The Riemann zeta function ζ(s) is given by an infinite sum and an infinite product
for complex numbers s with real part greater than 1 [*].
The infinite sum is equal to the infinite product, but which would give you more accuracy: N terms of the sum or N terms of the product? We’ll take a look at this question empirically.
The accuracy of the partial sum and the partial product depends on N and on s. For starters, let’s fix s = 3 and look at the approximation error as a function of N. Note that the error is plotted on a log scale.
Now let’s fix N = 10 and look at the error as a function of s.
So our two examples suggest that taking N terms of the product gives more accuracy than taking N terms of the sum.
In the paper mentioned in the previous post, the author approximates the zeta function with a few terms of the product. That’s what motivated this post.
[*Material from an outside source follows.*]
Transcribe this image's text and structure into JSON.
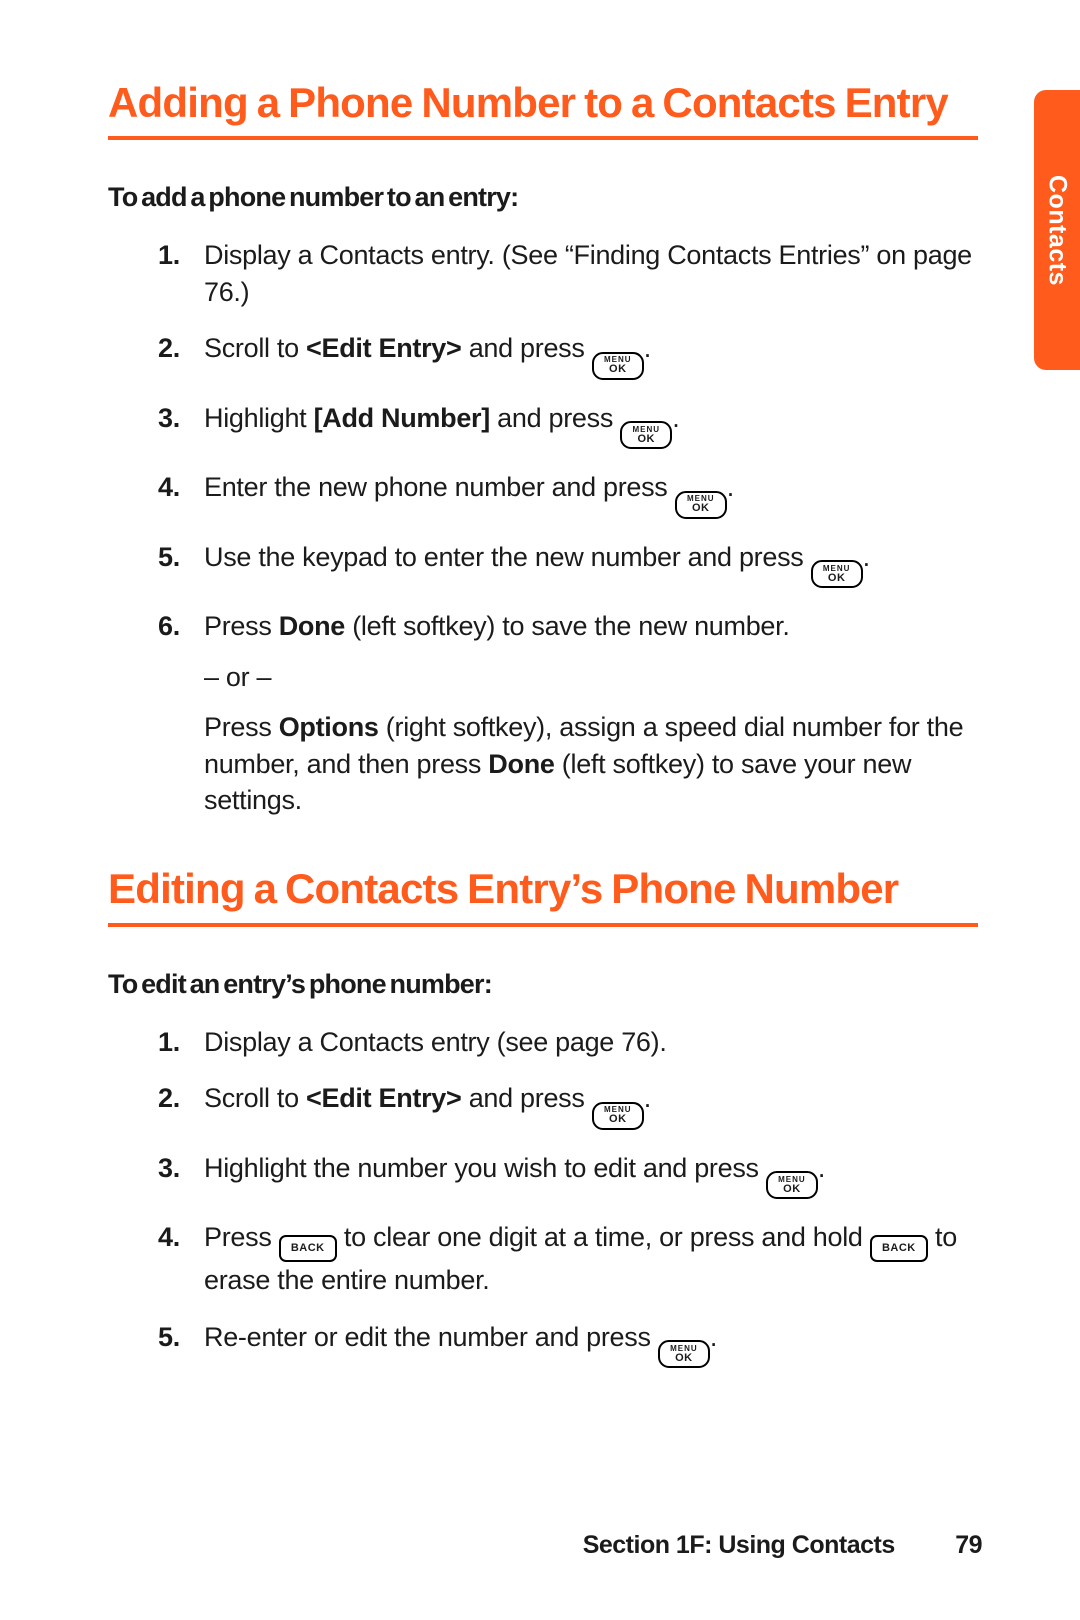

I thought the product might give more accuracy than the sum, and that appears to be the case.
[*] If you evaluate the series for ζ at s = -1, despite the fact that the equation does not hold at that point, and evaluate ζ at -1 using analytic continuation, you get the infamous nonsensical result that the positive integers sum to -1/12.